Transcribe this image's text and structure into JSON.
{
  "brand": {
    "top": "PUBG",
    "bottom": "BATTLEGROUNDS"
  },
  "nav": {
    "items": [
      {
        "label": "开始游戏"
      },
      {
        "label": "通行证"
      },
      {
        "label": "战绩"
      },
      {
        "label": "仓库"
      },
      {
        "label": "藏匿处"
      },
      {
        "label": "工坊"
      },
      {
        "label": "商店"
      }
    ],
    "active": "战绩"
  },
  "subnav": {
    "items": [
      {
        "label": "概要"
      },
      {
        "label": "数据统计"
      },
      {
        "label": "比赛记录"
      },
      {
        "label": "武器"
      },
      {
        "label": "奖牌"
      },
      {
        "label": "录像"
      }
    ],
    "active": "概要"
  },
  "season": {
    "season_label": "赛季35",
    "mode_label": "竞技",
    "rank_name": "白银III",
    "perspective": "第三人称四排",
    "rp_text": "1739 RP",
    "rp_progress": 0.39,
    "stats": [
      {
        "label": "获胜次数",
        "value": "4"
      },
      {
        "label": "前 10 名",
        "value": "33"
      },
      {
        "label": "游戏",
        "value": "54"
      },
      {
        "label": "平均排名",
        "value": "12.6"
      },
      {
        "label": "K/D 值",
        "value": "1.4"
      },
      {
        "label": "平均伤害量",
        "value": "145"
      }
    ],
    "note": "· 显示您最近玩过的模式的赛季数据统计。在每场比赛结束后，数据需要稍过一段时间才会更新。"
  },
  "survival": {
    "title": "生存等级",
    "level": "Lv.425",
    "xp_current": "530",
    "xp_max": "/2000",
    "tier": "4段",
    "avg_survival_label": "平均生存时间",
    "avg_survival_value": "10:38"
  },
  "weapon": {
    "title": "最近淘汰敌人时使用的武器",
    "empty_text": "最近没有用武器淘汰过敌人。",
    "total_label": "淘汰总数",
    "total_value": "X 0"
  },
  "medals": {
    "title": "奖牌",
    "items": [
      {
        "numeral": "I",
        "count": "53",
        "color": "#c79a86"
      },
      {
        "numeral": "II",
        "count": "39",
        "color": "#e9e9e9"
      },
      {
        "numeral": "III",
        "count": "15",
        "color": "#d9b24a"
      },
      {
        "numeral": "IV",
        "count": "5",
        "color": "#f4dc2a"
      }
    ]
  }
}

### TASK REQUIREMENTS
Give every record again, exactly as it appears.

### YOUR SOLUTION
Transcribe this image's text and structure into JSON.
{
  "brand": {
    "top": "PUBG",
    "bottom": "BATTLEGROUNDS"
  },
  "nav": {
    "items": [
      {
        "label": "开始游戏"
      },
      {
        "label": "通行证"
      },
      {
        "label": "战绩"
      },
      {
        "label": "仓库"
      },
      {
        "label": "藏匿处"
      },
      {
        "label": "工坊"
      },
      {
        "label": "商店"
      }
    ],
    "active": "战绩"
  },
  "subnav": {
    "items": [
      {
        "label": "概要"
      },
      {
        "label": "数据统计"
      },
      {
        "label": "比赛记录"
      },
      {
        "label": "武器"
      },
      {
        "label": "奖牌"
      },
      {
        "label": "录像"
      }
    ],
    "active": "概要"
  },
  "season": {
    "season_label": "赛季35",
    "mode_label": "竞技",
    "rank_name": "白银III",
    "perspective": "第三人称四排",
    "rp_text": "1739 RP",
    "rp_progress": 0.39,
    "stats": [
      {
        "label": "获胜次数",
        "value": "4"
      },
      {
        "label": "前 10 名",
        "value": "33"
      },
      {
        "label": "游戏",
        "value": "54"
      },
      {
        "label": "平均排名",
        "value": "12.6"
      },
      {
        "label": "K/D 值",
        "value": "1.4"
      },
      {
        "label": "平均伤害量",
        "value": "145"
      }
    ],
    "note": "· 显示您最近玩过的模式的赛季数据统计。在每场比赛结束后，数据需要稍过一段时间才会更新。"
  },
  "survival": {
    "title": "生存等级",
    "level": "Lv.425",
    "xp_current": "530",
    "xp_max": "/2000",
    "tier": "4段",
    "avg_survival_label": "平均生存时间",
    "avg_survival_value": "10:38"
  },
  "weapon": {
    "title": "最近淘汰敌人时使用的武器",
    "empty_text": "最近没有用武器淘汰过敌人。",
    "total_label": "淘汰总数",
    "total_value": "X 0"
  },
  "medals": {
    "title": "奖牌",
    "items": [
      {
        "numeral": "I",
        "count": "53",
        "color": "#c79a86"
      },
      {
        "numeral": "II",
        "count": "39",
        "color": "#e9e9e9"
      },
      {
        "numeral": "III",
        "count": "15",
        "color": "#d9b24a"
      },
      {
        "numeral": "IV",
        "count": "5",
        "color": "#f4dc2a"
      }
    ]
  }
}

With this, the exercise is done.